**WHAT YOU NEED TO DO**
Give the data again word for word; drop the pictures.

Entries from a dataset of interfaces
==============================

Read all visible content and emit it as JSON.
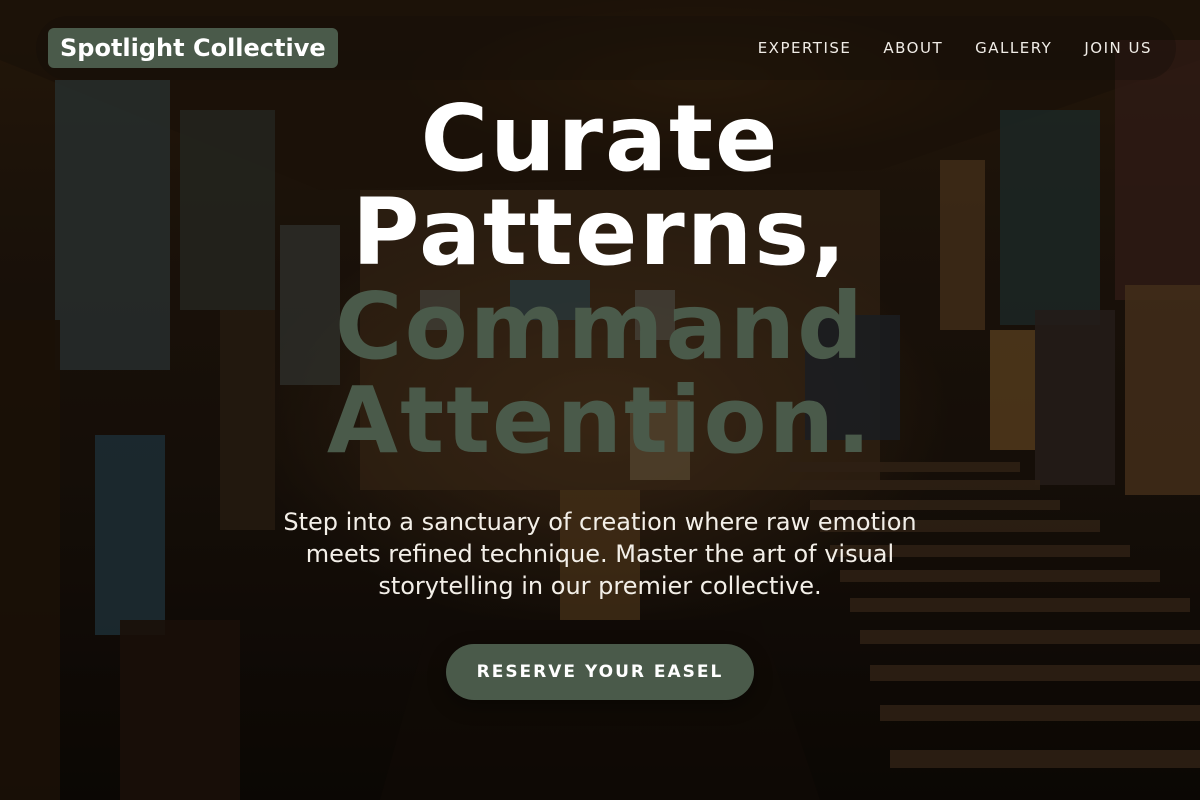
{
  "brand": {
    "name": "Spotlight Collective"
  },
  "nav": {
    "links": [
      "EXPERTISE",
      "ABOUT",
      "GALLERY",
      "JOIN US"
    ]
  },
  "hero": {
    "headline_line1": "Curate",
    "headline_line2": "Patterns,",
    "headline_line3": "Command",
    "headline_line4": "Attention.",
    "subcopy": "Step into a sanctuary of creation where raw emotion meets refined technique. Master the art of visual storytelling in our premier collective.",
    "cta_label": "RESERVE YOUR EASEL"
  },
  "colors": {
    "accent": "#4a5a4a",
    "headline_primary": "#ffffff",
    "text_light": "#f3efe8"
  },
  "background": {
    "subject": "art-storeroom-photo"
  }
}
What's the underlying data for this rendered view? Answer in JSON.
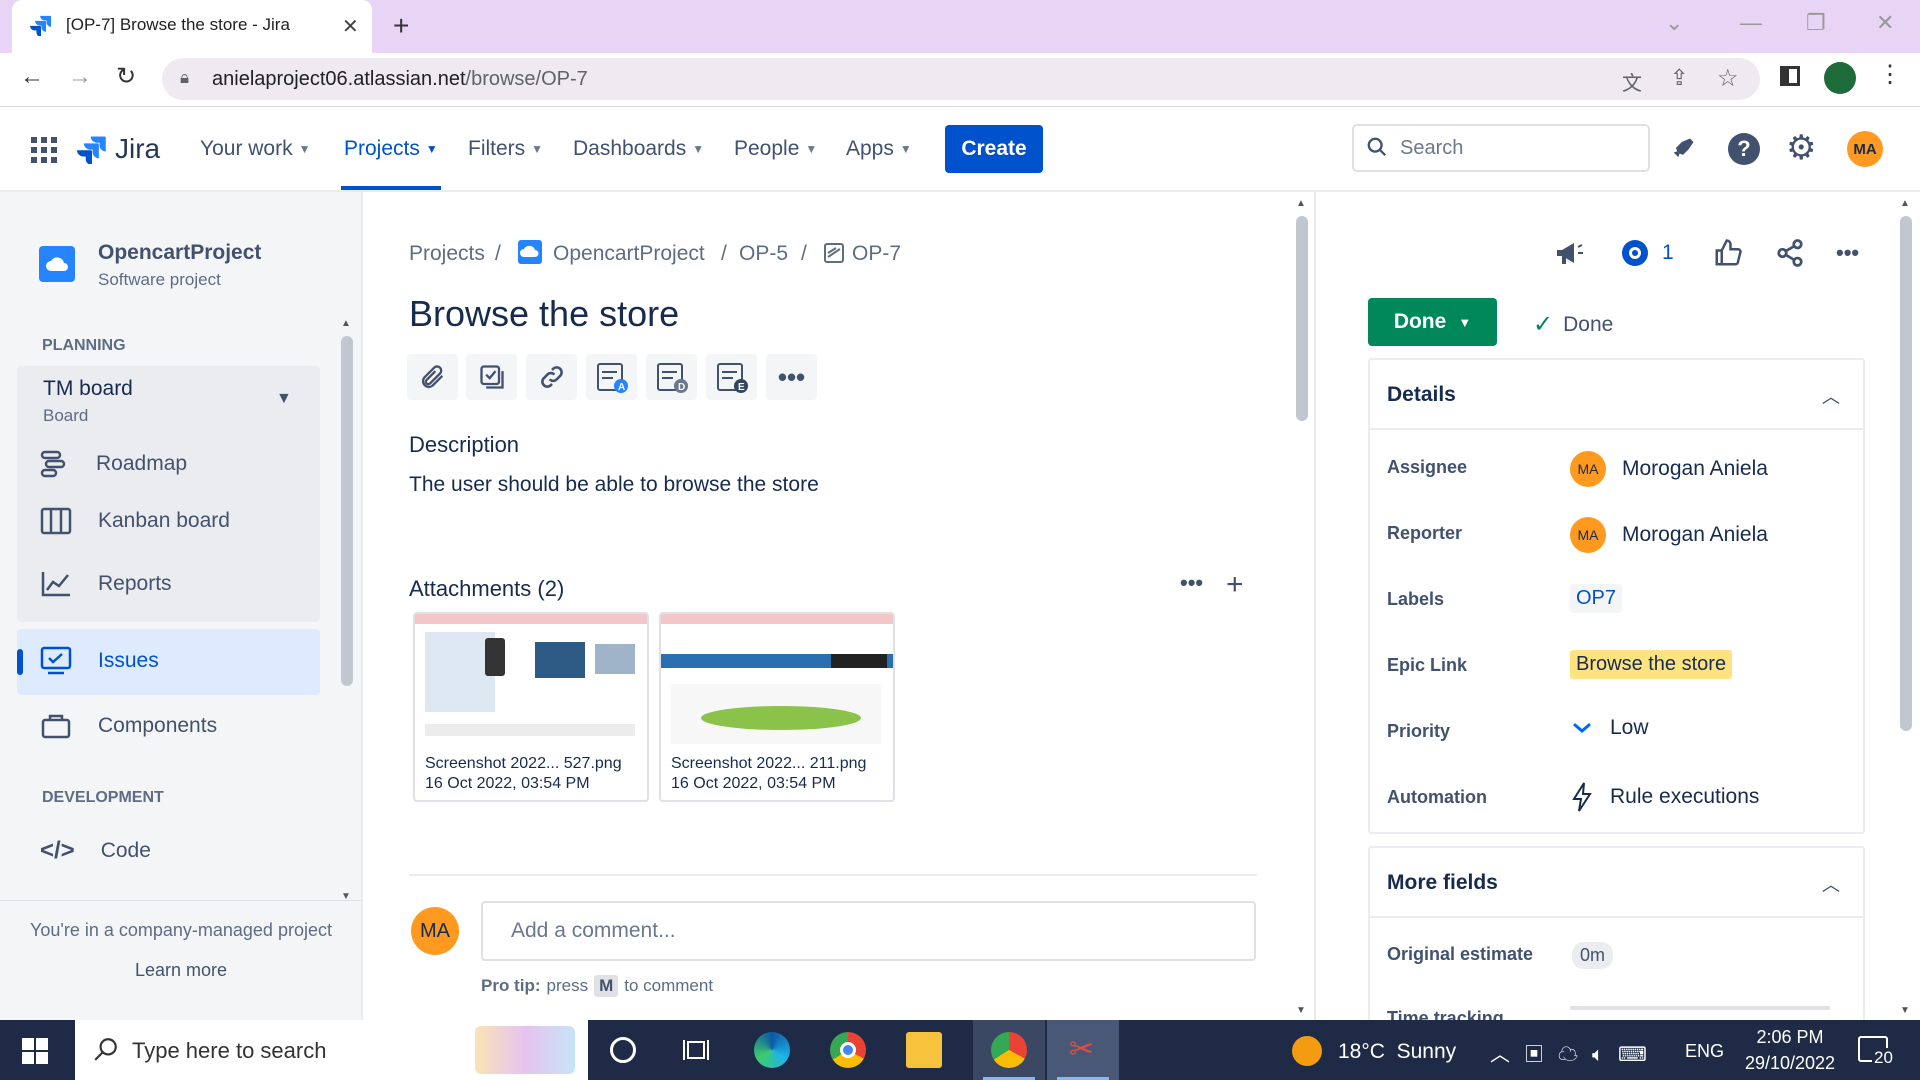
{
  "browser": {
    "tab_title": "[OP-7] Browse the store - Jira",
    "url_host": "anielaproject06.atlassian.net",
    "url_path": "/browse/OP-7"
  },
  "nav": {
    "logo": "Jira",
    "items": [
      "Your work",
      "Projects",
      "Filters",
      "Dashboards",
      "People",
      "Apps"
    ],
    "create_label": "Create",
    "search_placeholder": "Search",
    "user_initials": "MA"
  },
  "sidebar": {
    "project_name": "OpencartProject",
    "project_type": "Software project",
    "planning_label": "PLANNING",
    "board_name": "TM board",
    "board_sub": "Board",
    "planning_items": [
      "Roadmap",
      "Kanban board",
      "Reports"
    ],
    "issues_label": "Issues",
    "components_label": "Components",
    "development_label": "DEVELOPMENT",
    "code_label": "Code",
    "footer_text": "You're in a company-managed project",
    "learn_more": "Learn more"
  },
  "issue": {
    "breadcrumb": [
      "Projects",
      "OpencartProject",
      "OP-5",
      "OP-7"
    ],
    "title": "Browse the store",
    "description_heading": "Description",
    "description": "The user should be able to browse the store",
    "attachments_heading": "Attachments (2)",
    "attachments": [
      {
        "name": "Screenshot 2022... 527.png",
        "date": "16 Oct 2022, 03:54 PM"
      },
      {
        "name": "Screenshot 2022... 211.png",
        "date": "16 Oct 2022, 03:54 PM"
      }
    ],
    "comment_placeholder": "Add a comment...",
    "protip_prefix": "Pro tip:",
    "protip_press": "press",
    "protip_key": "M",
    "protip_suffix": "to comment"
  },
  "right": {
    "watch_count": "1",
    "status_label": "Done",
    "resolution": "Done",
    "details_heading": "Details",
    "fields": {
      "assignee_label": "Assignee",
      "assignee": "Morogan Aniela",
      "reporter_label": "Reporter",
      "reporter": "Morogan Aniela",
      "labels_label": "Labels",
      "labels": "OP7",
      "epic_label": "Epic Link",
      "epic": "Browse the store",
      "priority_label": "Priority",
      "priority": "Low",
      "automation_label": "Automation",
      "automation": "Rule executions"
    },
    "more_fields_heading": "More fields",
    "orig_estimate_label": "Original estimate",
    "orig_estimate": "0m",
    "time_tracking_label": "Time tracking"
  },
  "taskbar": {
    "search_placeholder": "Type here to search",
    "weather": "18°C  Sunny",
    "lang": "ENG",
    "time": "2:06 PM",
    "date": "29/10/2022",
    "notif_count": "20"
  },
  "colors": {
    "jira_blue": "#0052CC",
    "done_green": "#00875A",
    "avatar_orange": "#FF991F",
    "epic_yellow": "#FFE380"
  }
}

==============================

**SOLUTION FOR THIS EXERCISE**
Read all visible content and emit it as JSON.
{
  "brand": {
    "name": "Spotlight Collective"
  },
  "nav": {
    "links": [
      "EXPERTISE",
      "ABOUT",
      "GALLERY",
      "JOIN US"
    ]
  },
  "hero": {
    "headline_line1": "Curate",
    "headline_line2": "Patterns,",
    "headline_line3": "Command",
    "headline_line4": "Attention.",
    "subcopy": "Step into a sanctuary of creation where raw emotion meets refined technique. Master the art of visual storytelling in our premier collective.",
    "cta_label": "RESERVE YOUR EASEL"
  },
  "colors": {
    "accent": "#4a5a4a",
    "headline_primary": "#ffffff",
    "text_light": "#f3efe8"
  },
  "background": {
    "subject": "art-storeroom-photo"
  }
}
What's the underlying data for this rendered view? Answer in JSON.
{
  "browser": {
    "tab_title": "[OP-7] Browse the store - Jira",
    "url_host": "anielaproject06.atlassian.net",
    "url_path": "/browse/OP-7"
  },
  "nav": {
    "logo": "Jira",
    "items": [
      "Your work",
      "Projects",
      "Filters",
      "Dashboards",
      "People",
      "Apps"
    ],
    "create_label": "Create",
    "search_placeholder": "Search",
    "user_initials": "MA"
  },
  "sidebar": {
    "project_name": "OpencartProject",
    "project_type": "Software project",
    "planning_label": "PLANNING",
    "board_name": "TM board",
    "board_sub": "Board",
    "planning_items": [
      "Roadmap",
      "Kanban board",
      "Reports"
    ],
    "issues_label": "Issues",
    "components_label": "Components",
    "development_label": "DEVELOPMENT",
    "code_label": "Code",
    "footer_text": "You're in a company-managed project",
    "learn_more": "Learn more"
  },
  "issue": {
    "breadcrumb": [
      "Projects",
      "OpencartProject",
      "OP-5",
      "OP-7"
    ],
    "title": "Browse the store",
    "description_heading": "Description",
    "description": "The user should be able to browse the store",
    "attachments_heading": "Attachments (2)",
    "attachments": [
      {
        "name": "Screenshot 2022... 527.png",
        "date": "16 Oct 2022, 03:54 PM"
      },
      {
        "name": "Screenshot 2022... 211.png",
        "date": "16 Oct 2022, 03:54 PM"
      }
    ],
    "comment_placeholder": "Add a comment...",
    "protip_prefix": "Pro tip:",
    "protip_press": "press",
    "protip_key": "M",
    "protip_suffix": "to comment"
  },
  "right": {
    "watch_count": "1",
    "status_label": "Done",
    "resolution": "Done",
    "details_heading": "Details",
    "fields": {
      "assignee_label": "Assignee",
      "assignee": "Morogan Aniela",
      "reporter_label": "Reporter",
      "reporter": "Morogan Aniela",
      "labels_label": "Labels",
      "labels": "OP7",
      "epic_label": "Epic Link",
      "epic": "Browse the store",
      "priority_label": "Priority",
      "priority": "Low",
      "automation_label": "Automation",
      "automation": "Rule executions"
    },
    "more_fields_heading": "More fields",
    "orig_estimate_label": "Original estimate",
    "orig_estimate": "0m",
    "time_tracking_label": "Time tracking"
  },
  "taskbar": {
    "search_placeholder": "Type here to search",
    "weather": "18°C  Sunny",
    "lang": "ENG",
    "time": "2:06 PM",
    "date": "29/10/2022",
    "notif_count": "20"
  },
  "colors": {
    "jira_blue": "#0052CC",
    "done_green": "#00875A",
    "avatar_orange": "#FF991F",
    "epic_yellow": "#FFE380"
  }
}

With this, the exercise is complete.